Ahmedabad, Sept. 4: In the good old days, D.G. Vanzara could just pick up the phone and dial the chief minister.

Such was his “extra-hierarchical access” to Narendra Modi before the alleged extra-judicial killings landed the Gujarat encounter cop in prison in 2007.

The suspended DIG, in jail for the past six years in connection with a string of fake encounter deaths, was also close to Amit Shah, Modi’s right-hand man.

Between 2002 and till his arrest, Vanzara was in direct touch with Shah, then junior home minister. It is Shah whom Vanzara has targeted in his letter of resignation from the IPS that became public yesterday and brought the focus back on the encounter killings that also led to the arrest of the former minister who is now out on bail.

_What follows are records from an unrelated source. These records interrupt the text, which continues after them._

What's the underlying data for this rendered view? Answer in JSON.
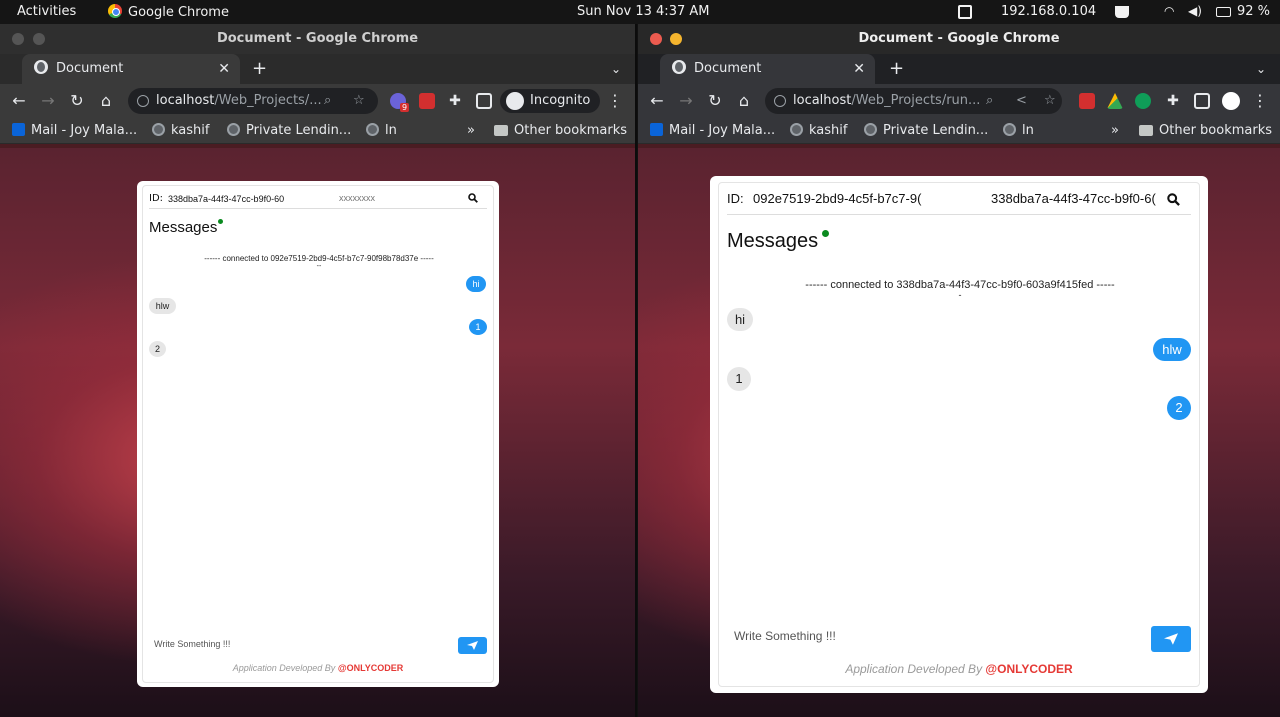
{
  "topbar": {
    "activities": "Activities",
    "app": "Google Chrome",
    "datetime": "Sun Nov 13  4:37 AM",
    "ip": "192.168.0.104",
    "battery": "92 %"
  },
  "left_window": {
    "title": "Document - Google Chrome",
    "tab_label": "Document",
    "url_host": "localhost",
    "url_path": "/Web_Projects/...",
    "incognito_label": "Incognito",
    "ext_badge": "9",
    "bookmarks": [
      "Mail - Joy Mala...",
      "kashif",
      "Private Lendin...",
      "ln"
    ],
    "overflow": "»",
    "other_bookmarks": "Other bookmarks",
    "app": {
      "id_label": "ID:",
      "id_value": "338dba7a-44f3-47cc-b9f0-60",
      "peer_placeholder": "xxxxxxxx",
      "messages_title": "Messages",
      "connection_text": "------  connected to 092e7519-2bd9-4c5f-b7c7-90f98b78d37e  -----",
      "connection_tail": "--",
      "messages": [
        {
          "text": "hi",
          "dir": "out"
        },
        {
          "text": "hlw",
          "dir": "in"
        },
        {
          "text": "1",
          "dir": "out"
        },
        {
          "text": "2",
          "dir": "in"
        }
      ],
      "write_placeholder": "Write Something !!!",
      "footer_dev": "Application Developed By ",
      "footer_brand": "@ONLYCODER"
    }
  },
  "right_window": {
    "title": "Document - Google Chrome",
    "tab_label": "Document",
    "url_host": "localhost",
    "url_path": "/Web_Projects/run...",
    "bookmarks": [
      "Mail - Joy Mala...",
      "kashif",
      "Private Lendin...",
      "ln"
    ],
    "overflow": "»",
    "other_bookmarks": "Other bookmarks",
    "app": {
      "id_label": "ID:",
      "id_value": "092e7519-2bd9-4c5f-b7c7-9(",
      "peer_value": "338dba7a-44f3-47cc-b9f0-6(",
      "messages_title": "Messages",
      "connection_text": "------  connected to 338dba7a-44f3-47cc-b9f0-603a9f415fed  -----",
      "connection_tail": "-",
      "messages": [
        {
          "text": "hi",
          "dir": "in"
        },
        {
          "text": "hlw",
          "dir": "out"
        },
        {
          "text": "1",
          "dir": "in"
        },
        {
          "text": "2",
          "dir": "out"
        }
      ],
      "write_placeholder": "Write Something !!!",
      "footer_dev": "Application Developed By ",
      "footer_brand": "@ONLYCODER"
    }
  },
  "colors": {
    "accent": "#2196f3",
    "brand": "#e53935",
    "online": "#0a8a1f"
  }
}
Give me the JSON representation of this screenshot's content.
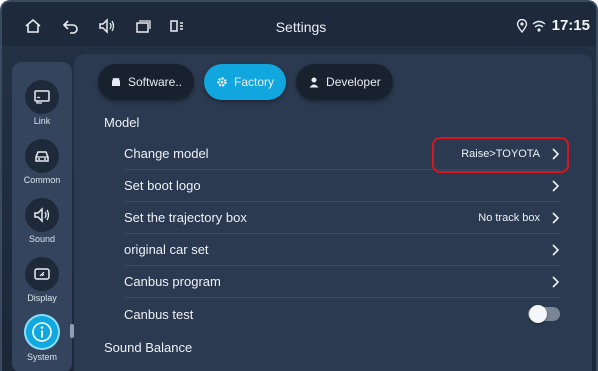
{
  "statusbar": {
    "title": "Settings",
    "time": "17:15",
    "icons": [
      "home-icon",
      "back-icon",
      "volume-icon",
      "recent-apps-icon",
      "split-screen-icon",
      "location-icon",
      "wifi-icon"
    ]
  },
  "sidebar": {
    "items": [
      {
        "label": "Link",
        "icon": "link-icon",
        "active": false
      },
      {
        "label": "Common",
        "icon": "car-icon",
        "active": false
      },
      {
        "label": "Sound",
        "icon": "speaker-icon",
        "active": false
      },
      {
        "label": "Display",
        "icon": "display-icon",
        "active": false
      },
      {
        "label": "System",
        "icon": "info-icon",
        "active": true
      }
    ]
  },
  "tabs": [
    {
      "label": "Software..",
      "icon": "android-icon",
      "active": false
    },
    {
      "label": "Factory",
      "icon": "gear-icon",
      "active": true
    },
    {
      "label": "Developer",
      "icon": "person-icon",
      "active": false
    }
  ],
  "sections": {
    "model": "Model",
    "sound_balance": "Sound Balance"
  },
  "rows": [
    {
      "label": "Change model",
      "value": "Raise>TOYOTA",
      "control": "chevron"
    },
    {
      "label": "Set boot logo",
      "value": "",
      "control": "chevron"
    },
    {
      "label": "Set the trajectory box",
      "value": "No track box",
      "control": "chevron"
    },
    {
      "label": "original car set",
      "value": "",
      "control": "chevron"
    },
    {
      "label": "Canbus program",
      "value": "",
      "control": "chevron"
    },
    {
      "label": "Canbus test",
      "value": "",
      "control": "toggle",
      "toggle_on": false
    }
  ],
  "colors": {
    "accent": "#12a6de",
    "highlight_border": "#d8161f"
  }
}
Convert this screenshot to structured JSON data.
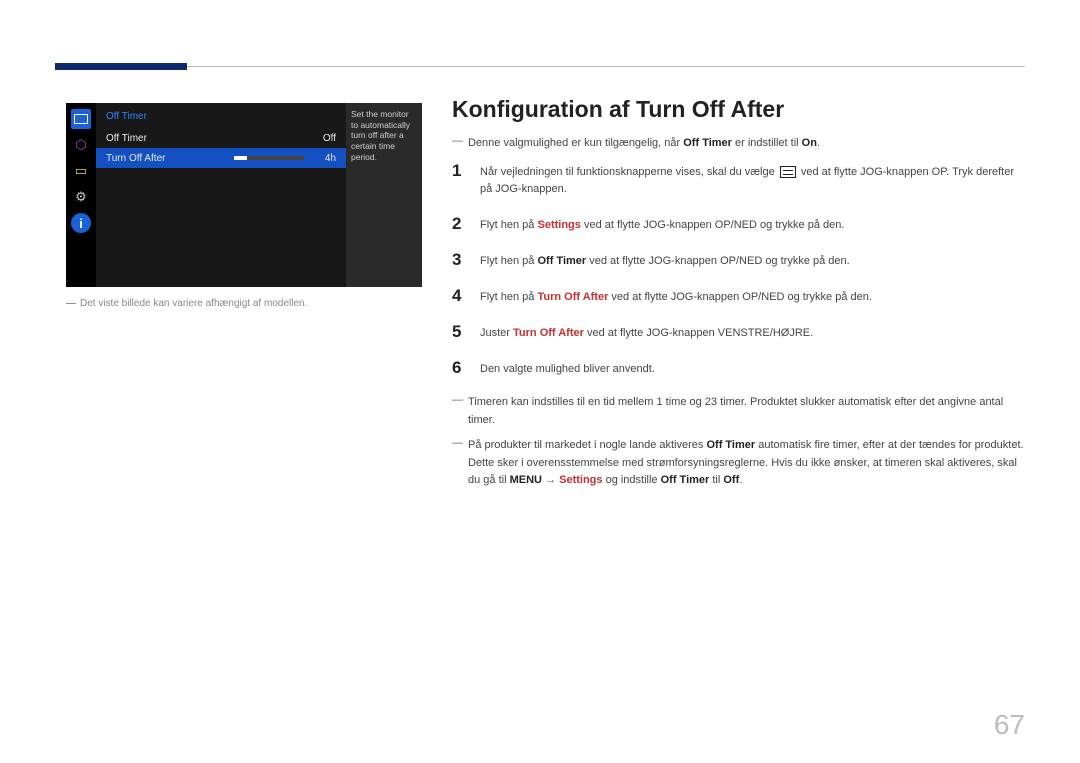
{
  "page_number": "67",
  "osd": {
    "title": "Off Timer",
    "rows": [
      {
        "label": "Off Timer",
        "value": "Off",
        "selected": false,
        "slider": false
      },
      {
        "label": "Turn Off After",
        "value": "4h",
        "selected": true,
        "slider": true
      }
    ],
    "help": "Set the monitor to automatically turn off after a certain time period."
  },
  "caption": "Det viste billede kan variere afhængigt af modellen.",
  "heading": "Konfiguration af Turn Off After",
  "intro_note": {
    "pre": "Denne valgmulighed er kun tilgængelig, når ",
    "bold1": "Off Timer",
    "mid": " er indstillet til ",
    "bold2": "On",
    "post": "."
  },
  "steps": [
    {
      "num": "1",
      "parts": [
        {
          "t": "Når vejledningen til funktionsknapperne vises, skal du vælge "
        },
        {
          "icon": true
        },
        {
          "t": " ved at flytte JOG-knappen OP. Tryk derefter på JOG-knappen."
        }
      ]
    },
    {
      "num": "2",
      "parts": [
        {
          "t": "Flyt hen på "
        },
        {
          "hl": "Settings"
        },
        {
          "t": " ved at flytte JOG-knappen OP/NED og trykke på den."
        }
      ]
    },
    {
      "num": "3",
      "parts": [
        {
          "t": "Flyt hen på "
        },
        {
          "b": "Off Timer"
        },
        {
          "t": " ved at flytte JOG-knappen OP/NED og trykke på den."
        }
      ]
    },
    {
      "num": "4",
      "parts": [
        {
          "t": "Flyt hen på "
        },
        {
          "hl": "Turn Off After"
        },
        {
          "t": " ved at flytte JOG-knappen OP/NED og trykke på den."
        }
      ]
    },
    {
      "num": "5",
      "parts": [
        {
          "t": "Juster "
        },
        {
          "hl": "Turn Off After"
        },
        {
          "t": " ved at flytte JOG-knappen VENSTRE/HØJRE."
        }
      ]
    },
    {
      "num": "6",
      "parts": [
        {
          "t": "Den valgte mulighed bliver anvendt."
        }
      ]
    }
  ],
  "footnotes": [
    {
      "parts": [
        {
          "t": "Timeren kan indstilles til en tid mellem 1 time og 23 timer. Produktet slukker automatisk efter det angivne antal timer."
        }
      ]
    },
    {
      "parts": [
        {
          "t": "På produkter til markedet i nogle lande aktiveres "
        },
        {
          "b": "Off Timer"
        },
        {
          "t": " automatisk fire timer, efter at der tændes for produktet. Dette sker i overensstemmelse med strømforsyningsreglerne. Hvis du ikke ønsker, at timeren skal aktiveres, skal du gå til "
        },
        {
          "b": "MENU"
        },
        {
          "t": " → "
        },
        {
          "hl": "Settings"
        },
        {
          "t": " og indstille "
        },
        {
          "b": "Off Timer"
        },
        {
          "t": " til "
        },
        {
          "b": "Off"
        },
        {
          "t": "."
        }
      ]
    }
  ]
}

A retired IPS officer said the letter, where Vanzara talks about being “ditched and disowned”, was an “act of despair and revolt” by a loyal police officer. The officer said it was clear that Vanzara had run out of patience after maintaining — as the jailed cop put it — a “dignified silence” for all these years.

Sources put the frustration down to the way Vanzara and the other jailed cops had been left to fend for themselves while Shah got a top-shot lawyer to fight his case.

In his September 1 letter to Gujarat’s addition chief secretary, Vanzara said: This government suddenly became vibrant and displayed a spur of sincere activities only when Shri Amitbhai Shah, former MOS, Home, was arrested by (the) CBI. It so happened that Shri Ram Jethmalani, the most learned, senior most and highest paid advocate of India was engaged for Shri Amitbhai Shah who appeared on behalf of him at all levels of courts… and got him released on regular bail within record time of three months of his imprisonment.”

Sources said Shah probably paid for the expenses though the party may have helped him hire Jethmalani.

Even Vanzara’s critics say the 1987-batch IPS officer deserved a better treatment from his political masters and the state government, which, the jailed cop said, monitored their actions from “very close quarters”.

R.B. Sreekumar, Vanzara’s former boss, put things in perspective when he described the suspended officer as an “extremely efficient, highly competent go-getter type” and a “careerist who would do anything for a good posting”.

Vanzara, in his own words, was a “loyal” soldier, but of his political bosses. A devotee of self-styled godman Asaram Bapu, who is also in a bit of a jam since his arrest on charges of sexual assault, Vanzara has two sons. The elder is a businessman involved in sand mining; the younger is a revenue officer.

Vanzara, a graduate from MS University, Vadodara, is also known for his spiritual inclinations. In Sabarmati jail, he is said to have danced to devotional tunes at a religious event organised by the prison authorities. He also built a temple inside the jail complex.

He got a diploma and later a degree in spirituality and value education following a course conducted by brahmakumaris and Annamalai University. He has penned three books of poetry titled Viyapath, Sinhgarjana and Ratankar. The poems, dedicated to Asaram, primarily talk about inspiration and devotion towards the motherland.

During the convocation in jail in December 2011, Vanzara said: “Only a true ‘mard can be sent to jail. We are here because nobody comes to prison on their own. But once we are here, we have to utilise the time in the best manner.”